Print full article

Center achieves net-zero energy use

Design features of Chesapeake Bay Foundation’s (CBF’s) Brock Environmental allow it to generate more energy than it uses. Photos © Prakash Patel. Photos courtesy SmithGroupJJR
Design features of Chesapeake Bay Foundation’s (CBF’s) Brock Environmental allow it to generate more energy than it uses.
Photos © Prakash Patel. Photos courtesy SmithGroupJJR

Few buildings make more energy than they use, but Chesapeake Bay Foundation’s (CBF’s) Brock Environmental Center is among this elite group.

Designed by SmithGroupJJR, the net-zero energy center has earned Living Building Challenge (LBC) certification from the International Living Future Institute (ILFI) for its environmentally conscious design. It produces 1.83 times more energy than it used over the past year. The certification means the one-story, 975-m2 (10,500-sf) building has also met strict criteria for water use, location, health, materials, equity, and beauty.

“The Brock Center’s performance pushed the boundaries on what is possible,” said project manager and design architect, Greg Mella. “Regenerative, net-positive design is more than an aspiration—it has been achieved.”

The center harvests rainwater from the roof. It is then filtered for drinking and hand-washing.
The center harvests rainwater from the roof. It is then filtered for drinking and hand-washing.

Located on the Lynnhaven River at Pleasure House Point in Virginia Beach, the center boasts 168 rooftop solar panels that produce 60 percent of the building’s energy needs by converting the sun’s energy to electricity. It also has a pair of 21-m (70-ft) tall, 10-kilowatt wind turbines that contribute the remaining 40 percent.

As such, the building’s electric bills are $17 each month—the minimum fee to simply tie into the electrical grid. The center’s excess energy goes to Dominion Virginia Power, which will issue a refund check in November.

In addition to its energy-generating features, the Brock Center harvests rainwater for potable use, collecting it from its roof and storing it in tanks located below the elevated first floor. Licensed by the State of Virginia’s Office of Drinking Water, a water filtration system then filters the water for drinking, as well as hand-washing. Further, the building features waterless, composting toilets, and all greywater is channeled through an infiltration garden consisting of native plants where natural processes clean and return it to the underground aquifer.

Energy-saving features, such as natural ventilation, natural daylighting, and sunshading; efficient geo-thermal heating and cooling; and an insulated exterior envelope also contribute to the center’s low-energy use.

Leave a Comment
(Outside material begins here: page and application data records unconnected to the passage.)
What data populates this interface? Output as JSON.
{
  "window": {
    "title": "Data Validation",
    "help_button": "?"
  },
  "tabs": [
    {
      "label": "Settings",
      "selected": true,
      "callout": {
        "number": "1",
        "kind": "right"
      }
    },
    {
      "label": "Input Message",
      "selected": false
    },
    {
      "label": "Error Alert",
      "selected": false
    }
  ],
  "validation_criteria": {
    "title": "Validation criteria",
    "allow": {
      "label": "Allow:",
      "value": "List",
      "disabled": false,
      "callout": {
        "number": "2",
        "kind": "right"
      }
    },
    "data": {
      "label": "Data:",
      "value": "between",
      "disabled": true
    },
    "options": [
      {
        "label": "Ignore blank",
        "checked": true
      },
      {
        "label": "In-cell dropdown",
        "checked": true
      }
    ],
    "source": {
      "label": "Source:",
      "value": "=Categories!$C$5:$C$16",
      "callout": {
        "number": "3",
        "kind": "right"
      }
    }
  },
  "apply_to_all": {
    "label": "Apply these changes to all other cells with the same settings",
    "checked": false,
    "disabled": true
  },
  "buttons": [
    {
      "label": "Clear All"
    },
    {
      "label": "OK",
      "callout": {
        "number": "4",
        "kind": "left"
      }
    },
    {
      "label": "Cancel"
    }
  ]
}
2 comments on “Center achieves net-zero energy use”

  1. When reading an article such as: Center achieves net-zero energy use…I am immediately drawn to the cost-benefit analysis performed. In trying to convince clients to go not net zero just “efficient” they invariably will ask “what will it cost me”? So what are the metrics for this project?

    1. I see no answer yet….I suspect that this silence serves to tell us the answer.. These projects seem to be the pipe dreams of those with no cost to finance their construction, or no need to produce a profit – usually a governmental or quasi governmental entity, a trust or other elite institution.

Leave a Comment

Comments

Your email address will not be published. Required fields are marked *